- Opening Delimiter -
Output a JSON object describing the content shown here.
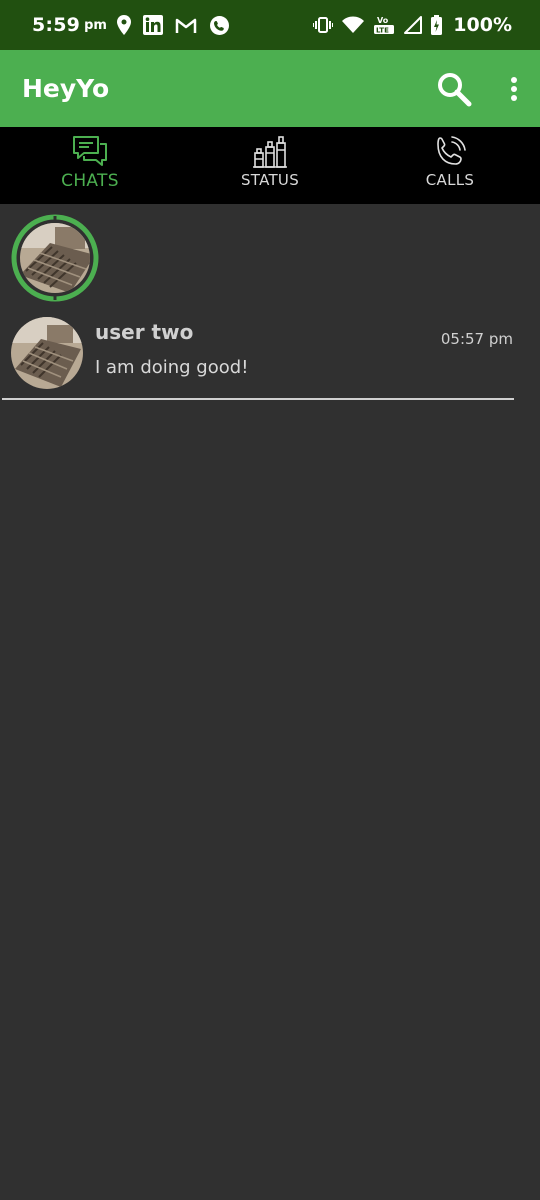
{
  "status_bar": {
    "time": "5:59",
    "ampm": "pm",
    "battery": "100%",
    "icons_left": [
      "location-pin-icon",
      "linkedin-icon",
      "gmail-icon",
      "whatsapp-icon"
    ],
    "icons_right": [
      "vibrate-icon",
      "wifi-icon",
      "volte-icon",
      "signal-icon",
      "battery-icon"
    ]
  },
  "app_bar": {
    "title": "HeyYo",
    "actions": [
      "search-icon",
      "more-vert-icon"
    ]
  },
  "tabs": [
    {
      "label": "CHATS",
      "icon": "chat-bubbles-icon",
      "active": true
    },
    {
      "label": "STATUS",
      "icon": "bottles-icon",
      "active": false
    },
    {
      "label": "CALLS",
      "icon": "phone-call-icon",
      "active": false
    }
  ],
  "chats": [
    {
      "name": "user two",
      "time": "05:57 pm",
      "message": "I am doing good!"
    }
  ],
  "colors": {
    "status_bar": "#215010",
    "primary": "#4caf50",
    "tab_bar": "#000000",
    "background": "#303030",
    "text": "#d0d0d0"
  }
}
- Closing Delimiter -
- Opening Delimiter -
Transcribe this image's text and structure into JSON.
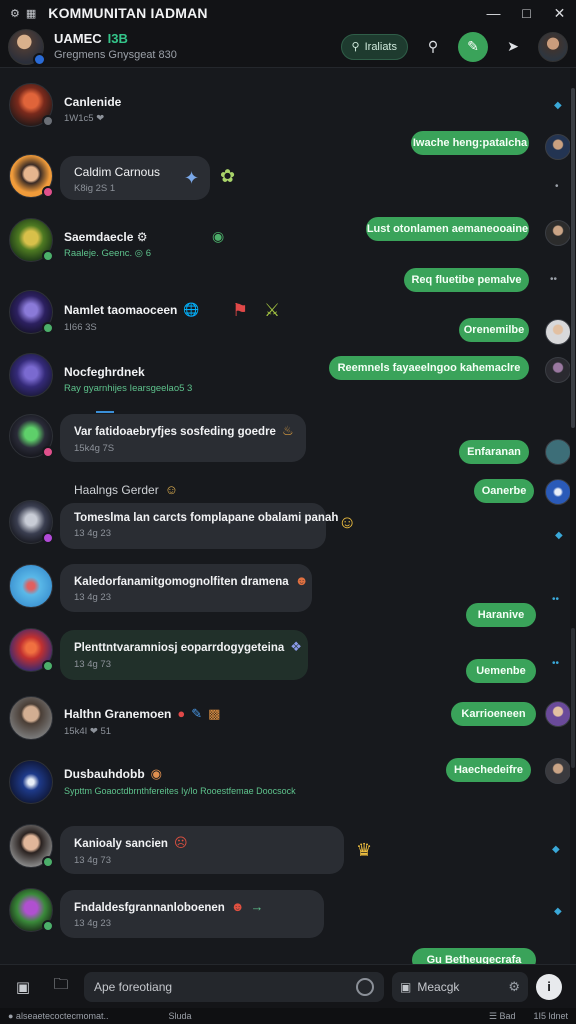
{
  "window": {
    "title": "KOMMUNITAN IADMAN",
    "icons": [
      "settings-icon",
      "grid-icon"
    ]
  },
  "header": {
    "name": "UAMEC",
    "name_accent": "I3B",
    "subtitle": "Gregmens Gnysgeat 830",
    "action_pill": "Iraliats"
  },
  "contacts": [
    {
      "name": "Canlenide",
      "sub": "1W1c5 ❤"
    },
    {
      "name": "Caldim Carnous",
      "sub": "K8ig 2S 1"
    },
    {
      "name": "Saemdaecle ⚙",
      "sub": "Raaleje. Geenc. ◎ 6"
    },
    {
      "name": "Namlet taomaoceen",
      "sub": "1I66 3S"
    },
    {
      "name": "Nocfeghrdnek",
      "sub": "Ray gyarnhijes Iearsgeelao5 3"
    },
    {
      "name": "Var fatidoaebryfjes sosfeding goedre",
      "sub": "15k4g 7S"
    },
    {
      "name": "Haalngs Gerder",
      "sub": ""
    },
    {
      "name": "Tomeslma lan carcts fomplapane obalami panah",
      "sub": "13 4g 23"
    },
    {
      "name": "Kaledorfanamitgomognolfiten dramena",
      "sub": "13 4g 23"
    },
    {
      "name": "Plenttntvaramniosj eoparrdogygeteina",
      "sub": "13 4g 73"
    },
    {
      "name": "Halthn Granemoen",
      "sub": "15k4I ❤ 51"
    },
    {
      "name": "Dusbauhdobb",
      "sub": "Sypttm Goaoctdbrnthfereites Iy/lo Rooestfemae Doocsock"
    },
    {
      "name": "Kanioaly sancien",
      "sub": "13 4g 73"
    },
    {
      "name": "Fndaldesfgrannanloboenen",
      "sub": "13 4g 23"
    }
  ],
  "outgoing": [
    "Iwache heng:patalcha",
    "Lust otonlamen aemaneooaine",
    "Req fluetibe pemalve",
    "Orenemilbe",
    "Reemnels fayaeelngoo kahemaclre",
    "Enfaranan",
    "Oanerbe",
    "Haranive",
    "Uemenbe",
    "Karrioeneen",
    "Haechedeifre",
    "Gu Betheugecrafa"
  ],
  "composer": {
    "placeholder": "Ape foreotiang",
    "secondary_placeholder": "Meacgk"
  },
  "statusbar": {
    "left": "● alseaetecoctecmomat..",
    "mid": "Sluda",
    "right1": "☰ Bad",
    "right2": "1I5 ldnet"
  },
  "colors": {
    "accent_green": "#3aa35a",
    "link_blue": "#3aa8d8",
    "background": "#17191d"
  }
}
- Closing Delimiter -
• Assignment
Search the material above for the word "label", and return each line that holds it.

• Output of the task
      "label": "CHATS",
      "label": "STATUS",
      "label": "CALLS",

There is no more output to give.